Back in April, I took part in The Classics Club’s 20th Spin event, which chose the classic, science fiction novella, The Time Machine by H. G. Wells. I was really pleased with my result, because I have long wanted to read this but just didn’t seem to be getting round to it – in fact, it is left over from my first list – so this finally gave me the push I needed. However I wasn’t able to make the 31st May deadline though, as I had Howards End by E. M. Forster to finish first.
Published in 1895, the story that launched H.G. Wells’ as the father of science fiction, begins with a group of free-thinking, Victorian men in-the-midst of a luxurious after-dinner discussion by the fire side. In which their host, who comes to be known as the Time Traveller, raises the argument of time travel and a machine he has been working on. A week later a similar group meet for dinner, but their host, the Time Traveller, is conspicuous by his absence – he was seen entering his laboratory by his servants – then when he reappears he his dishevelled, half-starved and with bare, bloodied feet.
The reader and the guests are kept on tender-hooks as the Time Traveller takes some time to recover, and much speculation circulates the group as they impatiently wait for their host to return and explain. When he does he announces, “I’ve had a most amazing time….” and so begins the Time Traveller’s astonishing account of his journey 800,000 years into the future. Where he discovers two bizarre races: first the ethereal, childlike Eloi and then the creeping, subterranean Morlocks.
I just loved the atmosphere that Wells was able to create with the well-used technique of friends gathering around a fire and to hear a story told – reminiscent of many classic horror stories – which created a clever juxtaposition; as this is not your usual scary story, with its ghosts, ghouls and monsters.
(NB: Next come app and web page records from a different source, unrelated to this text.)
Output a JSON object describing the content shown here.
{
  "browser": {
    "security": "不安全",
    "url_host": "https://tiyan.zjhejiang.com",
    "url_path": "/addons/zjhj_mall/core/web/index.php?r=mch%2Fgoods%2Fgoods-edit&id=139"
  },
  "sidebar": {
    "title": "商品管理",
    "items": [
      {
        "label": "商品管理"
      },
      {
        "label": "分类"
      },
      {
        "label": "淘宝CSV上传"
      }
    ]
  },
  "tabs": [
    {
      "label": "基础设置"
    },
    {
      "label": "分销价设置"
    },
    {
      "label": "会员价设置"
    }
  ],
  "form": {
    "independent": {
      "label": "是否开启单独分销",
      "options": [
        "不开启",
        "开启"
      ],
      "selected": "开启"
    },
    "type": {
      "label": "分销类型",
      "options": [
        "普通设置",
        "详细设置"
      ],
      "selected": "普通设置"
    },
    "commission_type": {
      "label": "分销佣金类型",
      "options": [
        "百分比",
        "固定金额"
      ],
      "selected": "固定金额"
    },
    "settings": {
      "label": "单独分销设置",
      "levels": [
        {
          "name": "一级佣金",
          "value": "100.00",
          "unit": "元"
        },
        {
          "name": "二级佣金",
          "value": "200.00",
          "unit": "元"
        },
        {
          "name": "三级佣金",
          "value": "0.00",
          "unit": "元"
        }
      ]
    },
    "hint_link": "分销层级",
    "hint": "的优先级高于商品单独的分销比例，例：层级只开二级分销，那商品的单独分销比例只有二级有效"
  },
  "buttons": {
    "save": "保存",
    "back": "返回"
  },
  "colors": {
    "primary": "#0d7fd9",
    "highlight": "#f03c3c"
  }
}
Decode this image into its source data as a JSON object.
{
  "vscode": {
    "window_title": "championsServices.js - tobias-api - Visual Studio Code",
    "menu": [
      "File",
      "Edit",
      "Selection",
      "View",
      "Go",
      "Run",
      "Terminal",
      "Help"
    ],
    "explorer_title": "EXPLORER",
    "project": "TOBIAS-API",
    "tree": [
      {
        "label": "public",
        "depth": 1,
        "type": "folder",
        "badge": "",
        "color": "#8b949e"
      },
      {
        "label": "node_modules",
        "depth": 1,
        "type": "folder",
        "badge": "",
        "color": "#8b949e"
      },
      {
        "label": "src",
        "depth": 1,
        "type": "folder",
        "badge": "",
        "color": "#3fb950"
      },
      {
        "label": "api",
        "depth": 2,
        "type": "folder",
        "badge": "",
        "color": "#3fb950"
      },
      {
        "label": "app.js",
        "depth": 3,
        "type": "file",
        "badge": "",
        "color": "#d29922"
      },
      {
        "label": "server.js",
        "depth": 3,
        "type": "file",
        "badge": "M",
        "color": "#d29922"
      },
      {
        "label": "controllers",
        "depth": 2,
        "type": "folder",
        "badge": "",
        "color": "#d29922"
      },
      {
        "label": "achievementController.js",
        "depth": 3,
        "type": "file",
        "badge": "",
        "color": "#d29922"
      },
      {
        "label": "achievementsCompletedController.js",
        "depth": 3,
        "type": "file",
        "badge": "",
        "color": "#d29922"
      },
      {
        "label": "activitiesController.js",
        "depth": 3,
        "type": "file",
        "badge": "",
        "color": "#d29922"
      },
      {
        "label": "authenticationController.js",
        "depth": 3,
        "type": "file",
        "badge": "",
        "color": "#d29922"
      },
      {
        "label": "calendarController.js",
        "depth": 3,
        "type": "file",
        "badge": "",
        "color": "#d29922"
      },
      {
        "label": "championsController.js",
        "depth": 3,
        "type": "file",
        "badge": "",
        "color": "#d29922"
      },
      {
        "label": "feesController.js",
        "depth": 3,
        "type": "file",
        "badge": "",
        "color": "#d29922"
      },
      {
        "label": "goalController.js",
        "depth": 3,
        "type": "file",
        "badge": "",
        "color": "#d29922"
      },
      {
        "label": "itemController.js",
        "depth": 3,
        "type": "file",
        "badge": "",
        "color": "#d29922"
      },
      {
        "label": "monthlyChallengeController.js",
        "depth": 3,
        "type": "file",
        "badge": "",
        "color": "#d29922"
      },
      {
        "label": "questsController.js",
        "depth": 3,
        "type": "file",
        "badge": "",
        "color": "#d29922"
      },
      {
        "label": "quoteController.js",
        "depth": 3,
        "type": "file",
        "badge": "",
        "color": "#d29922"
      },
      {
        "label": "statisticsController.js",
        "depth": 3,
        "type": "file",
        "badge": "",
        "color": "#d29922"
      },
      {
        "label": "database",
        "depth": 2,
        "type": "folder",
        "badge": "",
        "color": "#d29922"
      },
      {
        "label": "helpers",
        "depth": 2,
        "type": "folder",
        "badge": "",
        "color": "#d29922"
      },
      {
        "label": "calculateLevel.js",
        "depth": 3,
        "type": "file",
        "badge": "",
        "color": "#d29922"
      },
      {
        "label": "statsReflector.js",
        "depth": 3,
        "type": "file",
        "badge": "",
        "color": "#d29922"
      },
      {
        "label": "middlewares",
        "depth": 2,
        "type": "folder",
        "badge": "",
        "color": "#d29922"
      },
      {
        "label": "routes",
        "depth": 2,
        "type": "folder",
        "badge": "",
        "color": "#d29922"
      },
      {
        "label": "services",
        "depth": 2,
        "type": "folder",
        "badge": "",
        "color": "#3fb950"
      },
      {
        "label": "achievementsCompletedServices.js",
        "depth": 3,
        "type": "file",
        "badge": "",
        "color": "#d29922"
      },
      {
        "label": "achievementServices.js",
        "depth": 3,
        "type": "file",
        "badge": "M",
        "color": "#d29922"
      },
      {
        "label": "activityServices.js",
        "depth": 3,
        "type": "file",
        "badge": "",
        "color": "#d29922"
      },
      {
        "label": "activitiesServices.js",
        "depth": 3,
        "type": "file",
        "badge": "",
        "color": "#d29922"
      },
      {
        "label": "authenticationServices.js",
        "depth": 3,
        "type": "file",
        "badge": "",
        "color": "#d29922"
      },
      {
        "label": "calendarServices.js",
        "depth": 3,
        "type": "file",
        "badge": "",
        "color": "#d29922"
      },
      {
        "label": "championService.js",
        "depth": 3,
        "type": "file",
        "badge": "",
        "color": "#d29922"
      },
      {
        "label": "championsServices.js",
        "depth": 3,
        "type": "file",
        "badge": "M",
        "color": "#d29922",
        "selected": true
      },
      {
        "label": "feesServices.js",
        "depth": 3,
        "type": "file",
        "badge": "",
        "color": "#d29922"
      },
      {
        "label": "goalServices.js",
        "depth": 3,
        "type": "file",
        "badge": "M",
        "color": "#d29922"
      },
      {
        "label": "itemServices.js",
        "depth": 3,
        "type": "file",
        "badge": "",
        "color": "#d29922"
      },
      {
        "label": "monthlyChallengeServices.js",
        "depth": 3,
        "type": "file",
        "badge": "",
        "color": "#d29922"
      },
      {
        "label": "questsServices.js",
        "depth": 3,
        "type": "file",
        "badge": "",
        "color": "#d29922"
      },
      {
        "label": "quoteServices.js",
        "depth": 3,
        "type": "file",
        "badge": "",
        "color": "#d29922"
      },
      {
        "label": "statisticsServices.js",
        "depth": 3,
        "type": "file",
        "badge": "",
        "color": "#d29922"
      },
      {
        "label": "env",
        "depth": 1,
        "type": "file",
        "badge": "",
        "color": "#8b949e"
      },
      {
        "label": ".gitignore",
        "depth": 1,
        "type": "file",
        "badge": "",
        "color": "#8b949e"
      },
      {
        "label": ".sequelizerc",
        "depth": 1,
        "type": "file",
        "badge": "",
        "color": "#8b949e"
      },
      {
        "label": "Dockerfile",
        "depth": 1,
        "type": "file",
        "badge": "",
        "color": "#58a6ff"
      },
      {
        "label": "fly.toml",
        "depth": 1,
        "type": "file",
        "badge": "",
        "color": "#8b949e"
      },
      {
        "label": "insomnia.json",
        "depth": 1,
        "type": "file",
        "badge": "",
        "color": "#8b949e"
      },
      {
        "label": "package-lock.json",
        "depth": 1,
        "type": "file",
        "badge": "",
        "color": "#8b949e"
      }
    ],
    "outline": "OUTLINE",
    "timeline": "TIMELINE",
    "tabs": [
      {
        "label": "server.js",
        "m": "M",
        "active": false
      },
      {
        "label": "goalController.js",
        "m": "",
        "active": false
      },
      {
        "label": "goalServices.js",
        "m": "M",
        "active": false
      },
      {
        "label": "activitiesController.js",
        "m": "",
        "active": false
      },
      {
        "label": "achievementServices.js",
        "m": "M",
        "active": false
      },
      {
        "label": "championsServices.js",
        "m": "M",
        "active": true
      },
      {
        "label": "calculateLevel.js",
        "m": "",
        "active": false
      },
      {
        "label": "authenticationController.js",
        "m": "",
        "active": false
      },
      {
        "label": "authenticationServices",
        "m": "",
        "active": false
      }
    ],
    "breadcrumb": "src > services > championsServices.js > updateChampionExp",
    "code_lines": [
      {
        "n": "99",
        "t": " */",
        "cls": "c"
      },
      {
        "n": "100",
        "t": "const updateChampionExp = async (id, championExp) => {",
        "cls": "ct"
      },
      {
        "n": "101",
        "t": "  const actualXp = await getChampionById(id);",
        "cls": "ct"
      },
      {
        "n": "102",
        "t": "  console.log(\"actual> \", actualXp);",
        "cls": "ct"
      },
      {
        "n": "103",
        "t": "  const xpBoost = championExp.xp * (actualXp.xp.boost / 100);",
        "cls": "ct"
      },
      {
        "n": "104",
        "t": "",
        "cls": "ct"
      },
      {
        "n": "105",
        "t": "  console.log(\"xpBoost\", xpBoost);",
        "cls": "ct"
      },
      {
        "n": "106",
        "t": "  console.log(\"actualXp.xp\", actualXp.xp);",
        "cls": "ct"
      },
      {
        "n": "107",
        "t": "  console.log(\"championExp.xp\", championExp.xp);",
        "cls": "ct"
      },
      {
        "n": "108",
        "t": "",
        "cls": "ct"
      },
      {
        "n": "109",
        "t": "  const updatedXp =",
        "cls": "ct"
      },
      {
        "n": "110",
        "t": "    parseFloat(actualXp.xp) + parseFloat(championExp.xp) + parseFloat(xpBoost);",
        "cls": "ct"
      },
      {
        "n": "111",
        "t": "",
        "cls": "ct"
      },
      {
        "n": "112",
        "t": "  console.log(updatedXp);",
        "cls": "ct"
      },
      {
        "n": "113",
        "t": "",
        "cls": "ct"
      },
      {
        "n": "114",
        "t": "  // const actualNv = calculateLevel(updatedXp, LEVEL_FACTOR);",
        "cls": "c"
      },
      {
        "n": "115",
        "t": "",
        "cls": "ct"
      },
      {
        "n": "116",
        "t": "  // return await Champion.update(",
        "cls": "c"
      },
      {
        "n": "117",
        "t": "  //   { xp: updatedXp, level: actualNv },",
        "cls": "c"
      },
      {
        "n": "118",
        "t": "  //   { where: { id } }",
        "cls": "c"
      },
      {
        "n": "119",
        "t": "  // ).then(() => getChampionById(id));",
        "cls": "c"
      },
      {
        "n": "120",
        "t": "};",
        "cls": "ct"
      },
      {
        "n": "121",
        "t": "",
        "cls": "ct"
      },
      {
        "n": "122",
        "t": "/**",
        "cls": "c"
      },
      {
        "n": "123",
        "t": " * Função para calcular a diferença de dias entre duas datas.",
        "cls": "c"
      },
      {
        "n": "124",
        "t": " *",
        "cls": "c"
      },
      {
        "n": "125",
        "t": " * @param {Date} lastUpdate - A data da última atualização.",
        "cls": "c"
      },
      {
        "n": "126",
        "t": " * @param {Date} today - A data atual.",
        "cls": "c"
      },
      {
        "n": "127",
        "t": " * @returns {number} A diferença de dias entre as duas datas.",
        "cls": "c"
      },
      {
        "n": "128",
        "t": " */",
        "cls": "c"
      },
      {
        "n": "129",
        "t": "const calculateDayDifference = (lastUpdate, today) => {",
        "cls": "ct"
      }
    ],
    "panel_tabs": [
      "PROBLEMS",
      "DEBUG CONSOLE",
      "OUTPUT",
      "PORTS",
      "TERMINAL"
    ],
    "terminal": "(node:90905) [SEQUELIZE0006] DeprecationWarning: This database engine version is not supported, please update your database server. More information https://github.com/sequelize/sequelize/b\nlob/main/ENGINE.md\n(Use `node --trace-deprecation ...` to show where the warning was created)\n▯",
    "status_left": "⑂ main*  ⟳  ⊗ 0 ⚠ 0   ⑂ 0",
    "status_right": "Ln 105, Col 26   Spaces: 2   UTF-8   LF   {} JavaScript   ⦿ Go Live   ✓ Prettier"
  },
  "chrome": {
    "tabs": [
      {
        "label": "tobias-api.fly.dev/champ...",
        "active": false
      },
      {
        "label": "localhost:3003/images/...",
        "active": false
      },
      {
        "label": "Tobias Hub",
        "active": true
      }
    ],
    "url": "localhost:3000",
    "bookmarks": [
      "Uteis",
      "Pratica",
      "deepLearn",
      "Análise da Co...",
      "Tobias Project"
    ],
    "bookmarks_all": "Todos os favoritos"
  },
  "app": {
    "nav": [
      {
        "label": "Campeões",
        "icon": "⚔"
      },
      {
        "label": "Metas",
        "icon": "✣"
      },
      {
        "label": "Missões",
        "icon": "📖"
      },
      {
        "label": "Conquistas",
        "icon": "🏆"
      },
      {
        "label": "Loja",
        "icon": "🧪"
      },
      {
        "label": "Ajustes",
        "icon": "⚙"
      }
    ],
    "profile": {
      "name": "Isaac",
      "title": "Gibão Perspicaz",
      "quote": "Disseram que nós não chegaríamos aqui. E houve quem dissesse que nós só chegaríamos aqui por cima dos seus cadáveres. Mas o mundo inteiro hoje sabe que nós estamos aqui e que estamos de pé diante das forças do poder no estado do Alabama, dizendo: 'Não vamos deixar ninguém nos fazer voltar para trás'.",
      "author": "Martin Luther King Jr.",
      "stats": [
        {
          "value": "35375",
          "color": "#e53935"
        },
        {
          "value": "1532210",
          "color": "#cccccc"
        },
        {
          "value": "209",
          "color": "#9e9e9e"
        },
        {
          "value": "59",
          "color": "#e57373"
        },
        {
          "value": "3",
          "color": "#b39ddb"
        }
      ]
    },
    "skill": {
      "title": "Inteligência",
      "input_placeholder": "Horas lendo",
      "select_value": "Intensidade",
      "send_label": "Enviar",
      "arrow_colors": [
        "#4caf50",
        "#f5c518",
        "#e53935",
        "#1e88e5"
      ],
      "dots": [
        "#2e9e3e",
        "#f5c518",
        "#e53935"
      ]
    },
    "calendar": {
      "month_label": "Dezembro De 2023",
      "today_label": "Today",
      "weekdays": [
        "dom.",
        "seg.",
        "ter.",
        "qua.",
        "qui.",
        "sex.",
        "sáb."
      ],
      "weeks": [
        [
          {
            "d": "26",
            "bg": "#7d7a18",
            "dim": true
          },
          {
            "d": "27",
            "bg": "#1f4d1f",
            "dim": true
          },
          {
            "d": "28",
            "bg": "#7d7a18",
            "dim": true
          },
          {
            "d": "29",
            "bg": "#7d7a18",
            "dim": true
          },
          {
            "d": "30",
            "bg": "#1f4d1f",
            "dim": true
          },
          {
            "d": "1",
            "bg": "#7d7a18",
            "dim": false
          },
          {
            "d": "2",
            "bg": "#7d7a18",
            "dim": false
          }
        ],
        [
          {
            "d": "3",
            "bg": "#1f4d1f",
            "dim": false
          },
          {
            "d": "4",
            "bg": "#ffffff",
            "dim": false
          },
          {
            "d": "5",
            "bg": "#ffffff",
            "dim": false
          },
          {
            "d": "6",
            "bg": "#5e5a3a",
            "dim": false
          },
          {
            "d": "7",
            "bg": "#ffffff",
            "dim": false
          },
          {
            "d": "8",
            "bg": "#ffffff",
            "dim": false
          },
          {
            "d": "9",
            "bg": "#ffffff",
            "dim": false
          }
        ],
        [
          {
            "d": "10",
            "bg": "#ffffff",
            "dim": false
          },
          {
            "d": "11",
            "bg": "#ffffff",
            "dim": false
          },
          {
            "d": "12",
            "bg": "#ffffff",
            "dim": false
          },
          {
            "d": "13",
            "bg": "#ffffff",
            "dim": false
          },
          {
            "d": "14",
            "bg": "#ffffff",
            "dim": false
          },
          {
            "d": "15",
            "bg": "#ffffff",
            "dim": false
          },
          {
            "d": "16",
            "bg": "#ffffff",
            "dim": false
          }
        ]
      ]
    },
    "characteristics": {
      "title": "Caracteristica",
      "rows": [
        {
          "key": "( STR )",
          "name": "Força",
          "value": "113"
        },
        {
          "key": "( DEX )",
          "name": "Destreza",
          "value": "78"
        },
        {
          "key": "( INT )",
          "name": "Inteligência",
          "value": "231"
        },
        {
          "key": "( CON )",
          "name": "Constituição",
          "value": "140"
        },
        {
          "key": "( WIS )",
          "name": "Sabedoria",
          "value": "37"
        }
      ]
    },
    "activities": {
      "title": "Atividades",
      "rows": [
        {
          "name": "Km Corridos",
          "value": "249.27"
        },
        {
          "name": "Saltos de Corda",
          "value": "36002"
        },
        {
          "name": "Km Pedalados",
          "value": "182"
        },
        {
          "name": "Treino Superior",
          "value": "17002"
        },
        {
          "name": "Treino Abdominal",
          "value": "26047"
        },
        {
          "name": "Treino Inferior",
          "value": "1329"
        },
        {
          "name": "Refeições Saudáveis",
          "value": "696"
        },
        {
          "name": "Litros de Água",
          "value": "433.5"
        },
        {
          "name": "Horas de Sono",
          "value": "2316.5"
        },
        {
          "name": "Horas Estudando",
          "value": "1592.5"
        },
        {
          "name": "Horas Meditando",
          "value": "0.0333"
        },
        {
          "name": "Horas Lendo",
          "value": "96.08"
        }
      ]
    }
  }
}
Instead this is an new breed of unsettling story, that travels not back but forward in time, to gives us an alarming vision of the future. Where the Earth is slowly dying, our civilisation has long gone, and the symbiotic relationship between Eloi and Morlock taps into some of our worst fears.
My only niggle would be the Time Traveller himself – Instead of the brave explorer I was sort of expecting, I got a pretty foolhardy adventurer. He lolloped about the landscape, like some giant, English dandy on holiday, with little concern for his safety or for the safety of the Eloi; who so innocently and unquestionably befriended him. In hindsight though, was this perhaps an intentional portrayal and damning commentary from Wells on the Western explorers of his time, as they explored deeper into Africa and South America with little concern for the indigenous people?
Niggle aside though, I thought The Time Machine was a truly imaginative and ahead of its time tale of the future, and with the Time Traveller’s gung-ho attitude, the adventure skipped along at a quick, exciting pace too. Good read.
Have you read this? Have you read anything else by Wells?